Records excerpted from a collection
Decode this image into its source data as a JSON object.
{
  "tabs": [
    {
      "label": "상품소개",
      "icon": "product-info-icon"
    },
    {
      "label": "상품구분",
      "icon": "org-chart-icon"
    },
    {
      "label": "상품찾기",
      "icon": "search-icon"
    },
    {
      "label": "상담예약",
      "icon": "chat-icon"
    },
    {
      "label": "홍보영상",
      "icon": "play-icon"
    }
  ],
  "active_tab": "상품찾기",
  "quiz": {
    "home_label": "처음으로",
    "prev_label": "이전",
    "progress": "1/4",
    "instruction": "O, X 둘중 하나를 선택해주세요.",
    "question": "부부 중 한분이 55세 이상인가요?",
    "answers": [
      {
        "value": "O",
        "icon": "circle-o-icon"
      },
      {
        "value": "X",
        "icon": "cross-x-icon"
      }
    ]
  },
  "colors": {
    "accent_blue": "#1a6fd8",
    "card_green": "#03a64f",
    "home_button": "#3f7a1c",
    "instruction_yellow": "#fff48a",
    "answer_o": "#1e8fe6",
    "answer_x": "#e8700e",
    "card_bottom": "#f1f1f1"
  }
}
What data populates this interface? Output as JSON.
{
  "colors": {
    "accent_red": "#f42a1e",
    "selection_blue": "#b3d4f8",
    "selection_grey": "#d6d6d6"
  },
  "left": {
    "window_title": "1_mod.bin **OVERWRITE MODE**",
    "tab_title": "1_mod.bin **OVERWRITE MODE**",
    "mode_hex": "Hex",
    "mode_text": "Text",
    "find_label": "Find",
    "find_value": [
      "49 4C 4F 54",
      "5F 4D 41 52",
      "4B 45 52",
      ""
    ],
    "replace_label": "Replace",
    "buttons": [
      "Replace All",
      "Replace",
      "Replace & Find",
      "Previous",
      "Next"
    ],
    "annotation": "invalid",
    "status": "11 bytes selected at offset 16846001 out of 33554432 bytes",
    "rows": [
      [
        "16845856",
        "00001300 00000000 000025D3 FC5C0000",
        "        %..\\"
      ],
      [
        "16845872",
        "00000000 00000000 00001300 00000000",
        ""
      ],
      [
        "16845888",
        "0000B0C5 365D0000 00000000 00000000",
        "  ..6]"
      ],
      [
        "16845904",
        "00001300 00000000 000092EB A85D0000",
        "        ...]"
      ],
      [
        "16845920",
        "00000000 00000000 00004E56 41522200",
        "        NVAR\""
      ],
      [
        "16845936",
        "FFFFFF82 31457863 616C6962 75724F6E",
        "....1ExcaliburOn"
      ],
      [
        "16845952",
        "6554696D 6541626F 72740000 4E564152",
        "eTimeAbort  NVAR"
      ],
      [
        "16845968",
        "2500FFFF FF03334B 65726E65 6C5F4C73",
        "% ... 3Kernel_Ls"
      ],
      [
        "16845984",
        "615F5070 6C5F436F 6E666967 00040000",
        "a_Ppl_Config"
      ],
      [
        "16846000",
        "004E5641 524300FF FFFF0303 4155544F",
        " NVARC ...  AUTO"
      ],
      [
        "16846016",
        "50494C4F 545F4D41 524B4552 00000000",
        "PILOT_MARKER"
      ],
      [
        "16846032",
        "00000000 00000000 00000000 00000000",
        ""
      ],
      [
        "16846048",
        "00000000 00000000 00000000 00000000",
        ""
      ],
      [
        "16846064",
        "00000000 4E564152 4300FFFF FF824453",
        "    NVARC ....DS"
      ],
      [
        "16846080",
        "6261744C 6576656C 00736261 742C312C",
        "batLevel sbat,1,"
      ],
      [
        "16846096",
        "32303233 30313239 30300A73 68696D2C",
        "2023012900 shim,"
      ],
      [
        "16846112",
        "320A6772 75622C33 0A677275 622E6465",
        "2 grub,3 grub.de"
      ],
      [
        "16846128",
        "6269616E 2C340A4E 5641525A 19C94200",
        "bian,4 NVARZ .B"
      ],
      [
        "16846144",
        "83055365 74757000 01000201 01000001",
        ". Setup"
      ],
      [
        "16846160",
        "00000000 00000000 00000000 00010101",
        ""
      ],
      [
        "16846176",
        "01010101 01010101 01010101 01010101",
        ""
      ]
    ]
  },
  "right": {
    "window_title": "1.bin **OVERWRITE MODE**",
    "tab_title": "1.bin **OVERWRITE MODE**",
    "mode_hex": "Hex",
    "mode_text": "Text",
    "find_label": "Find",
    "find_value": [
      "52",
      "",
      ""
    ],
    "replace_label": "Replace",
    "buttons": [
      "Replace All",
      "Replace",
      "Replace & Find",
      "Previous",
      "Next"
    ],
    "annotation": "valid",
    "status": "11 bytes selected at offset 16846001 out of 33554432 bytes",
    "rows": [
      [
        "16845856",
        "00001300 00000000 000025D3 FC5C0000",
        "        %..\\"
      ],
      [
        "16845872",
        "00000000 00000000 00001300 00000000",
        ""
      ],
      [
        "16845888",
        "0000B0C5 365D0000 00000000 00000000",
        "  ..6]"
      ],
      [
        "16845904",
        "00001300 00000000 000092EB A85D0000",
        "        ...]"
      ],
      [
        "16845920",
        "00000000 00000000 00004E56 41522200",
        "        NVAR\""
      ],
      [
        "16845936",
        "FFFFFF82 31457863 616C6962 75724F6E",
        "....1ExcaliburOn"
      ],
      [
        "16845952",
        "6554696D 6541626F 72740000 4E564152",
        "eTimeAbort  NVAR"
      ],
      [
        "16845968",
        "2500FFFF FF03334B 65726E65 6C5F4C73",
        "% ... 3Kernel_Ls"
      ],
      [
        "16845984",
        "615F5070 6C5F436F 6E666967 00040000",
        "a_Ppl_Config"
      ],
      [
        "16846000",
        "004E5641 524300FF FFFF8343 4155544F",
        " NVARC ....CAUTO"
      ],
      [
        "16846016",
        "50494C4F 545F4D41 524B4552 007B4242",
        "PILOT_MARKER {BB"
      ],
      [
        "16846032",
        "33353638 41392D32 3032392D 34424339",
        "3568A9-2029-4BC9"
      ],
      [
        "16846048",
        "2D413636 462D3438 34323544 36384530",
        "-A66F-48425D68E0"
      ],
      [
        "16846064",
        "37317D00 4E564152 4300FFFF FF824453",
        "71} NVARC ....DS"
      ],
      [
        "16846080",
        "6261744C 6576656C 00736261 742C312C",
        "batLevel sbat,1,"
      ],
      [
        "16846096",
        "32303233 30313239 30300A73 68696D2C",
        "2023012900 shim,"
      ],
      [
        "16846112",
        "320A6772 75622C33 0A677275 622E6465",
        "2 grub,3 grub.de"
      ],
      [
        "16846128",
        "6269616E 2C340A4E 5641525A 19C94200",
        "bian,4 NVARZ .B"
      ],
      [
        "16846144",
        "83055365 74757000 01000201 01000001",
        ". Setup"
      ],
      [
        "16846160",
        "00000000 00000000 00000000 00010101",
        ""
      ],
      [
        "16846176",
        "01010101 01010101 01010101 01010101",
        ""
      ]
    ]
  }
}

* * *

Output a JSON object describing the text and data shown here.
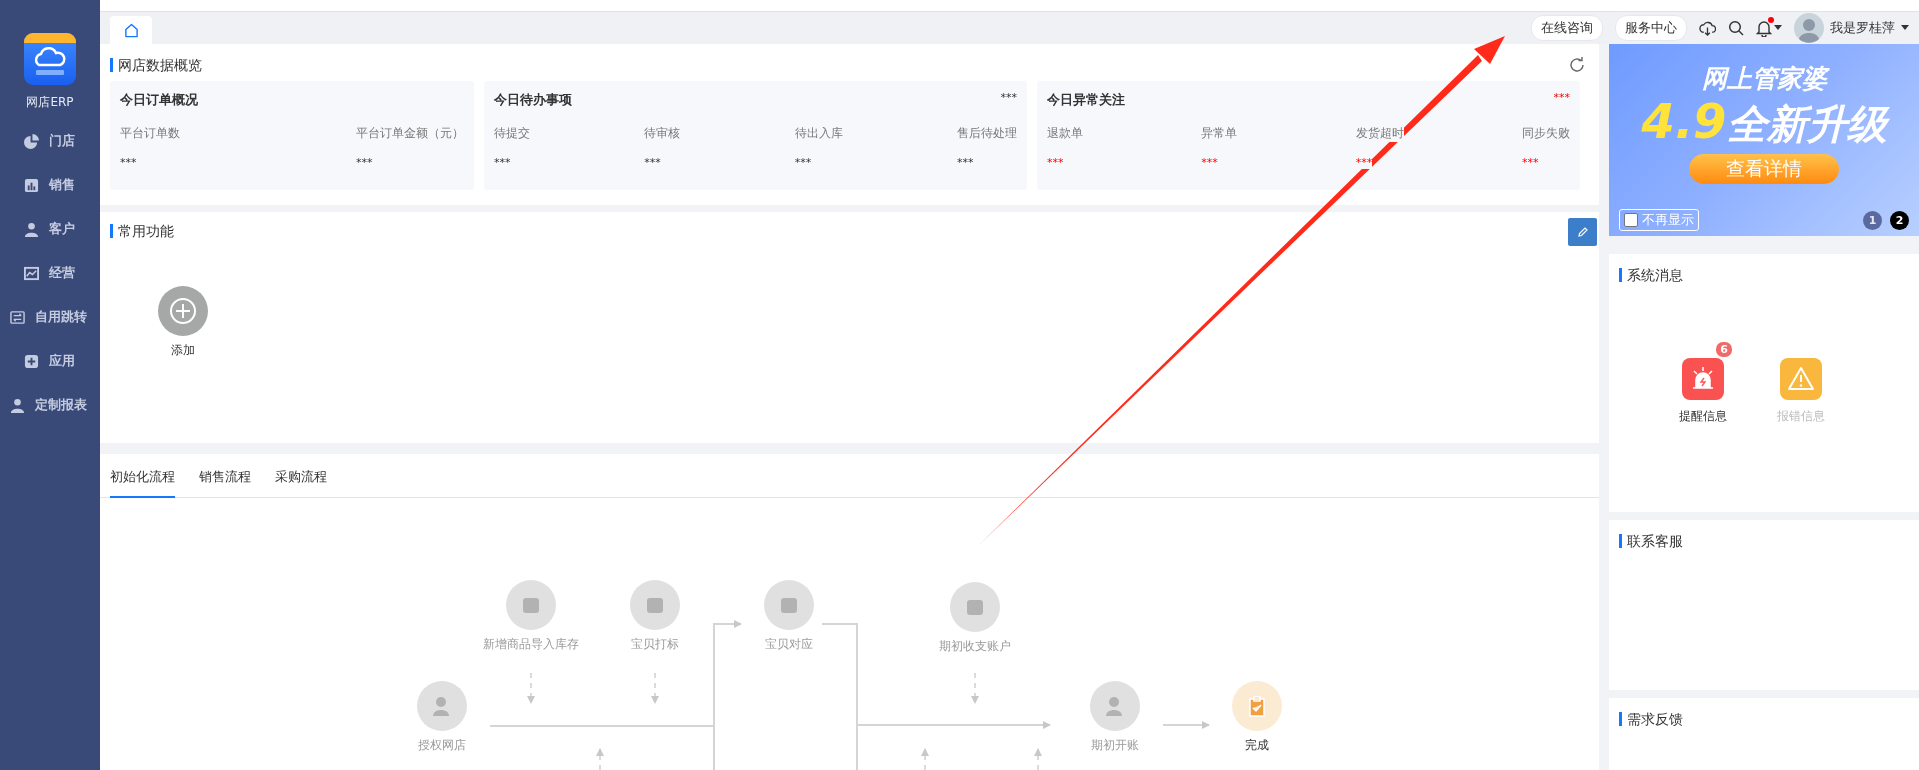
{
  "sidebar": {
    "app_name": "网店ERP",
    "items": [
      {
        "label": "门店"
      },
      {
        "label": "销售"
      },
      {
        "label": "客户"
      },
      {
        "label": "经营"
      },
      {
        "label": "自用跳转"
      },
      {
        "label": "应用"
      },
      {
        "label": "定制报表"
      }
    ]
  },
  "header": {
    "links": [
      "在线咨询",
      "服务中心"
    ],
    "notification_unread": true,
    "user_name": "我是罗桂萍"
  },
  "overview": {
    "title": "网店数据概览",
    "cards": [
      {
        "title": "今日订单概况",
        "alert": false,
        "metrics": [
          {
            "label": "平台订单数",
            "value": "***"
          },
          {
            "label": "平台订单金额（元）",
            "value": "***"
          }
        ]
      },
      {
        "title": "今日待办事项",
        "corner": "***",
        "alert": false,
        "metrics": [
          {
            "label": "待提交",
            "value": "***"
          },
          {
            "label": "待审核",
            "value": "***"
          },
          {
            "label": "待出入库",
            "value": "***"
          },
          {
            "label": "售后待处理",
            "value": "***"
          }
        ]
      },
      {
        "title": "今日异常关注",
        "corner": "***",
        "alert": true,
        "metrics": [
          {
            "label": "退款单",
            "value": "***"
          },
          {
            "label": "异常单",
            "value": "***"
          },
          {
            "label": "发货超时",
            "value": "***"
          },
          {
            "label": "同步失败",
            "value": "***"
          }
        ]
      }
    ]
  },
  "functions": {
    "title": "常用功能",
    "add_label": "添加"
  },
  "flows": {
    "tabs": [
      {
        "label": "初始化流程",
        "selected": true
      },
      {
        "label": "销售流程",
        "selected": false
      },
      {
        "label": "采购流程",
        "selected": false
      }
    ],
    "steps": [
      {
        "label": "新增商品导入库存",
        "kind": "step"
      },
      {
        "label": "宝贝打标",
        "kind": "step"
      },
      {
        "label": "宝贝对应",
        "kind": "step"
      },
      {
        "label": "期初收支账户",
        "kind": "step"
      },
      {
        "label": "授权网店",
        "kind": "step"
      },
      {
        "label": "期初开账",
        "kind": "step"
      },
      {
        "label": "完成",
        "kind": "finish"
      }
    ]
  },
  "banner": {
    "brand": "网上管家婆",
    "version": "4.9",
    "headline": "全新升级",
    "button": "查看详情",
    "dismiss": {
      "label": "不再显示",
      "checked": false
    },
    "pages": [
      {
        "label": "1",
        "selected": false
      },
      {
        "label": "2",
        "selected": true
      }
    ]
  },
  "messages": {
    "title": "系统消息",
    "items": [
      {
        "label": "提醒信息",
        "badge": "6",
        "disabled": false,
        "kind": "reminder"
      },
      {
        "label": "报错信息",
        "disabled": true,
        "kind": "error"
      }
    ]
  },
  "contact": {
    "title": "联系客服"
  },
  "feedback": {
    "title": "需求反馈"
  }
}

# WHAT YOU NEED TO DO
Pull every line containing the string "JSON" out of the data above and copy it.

# EXERCISE RESPONSE
Decode this image into its source data as a JSON object.
What data populates this interface? Output as JSON.
Output a JSON object describing the text and data shown here.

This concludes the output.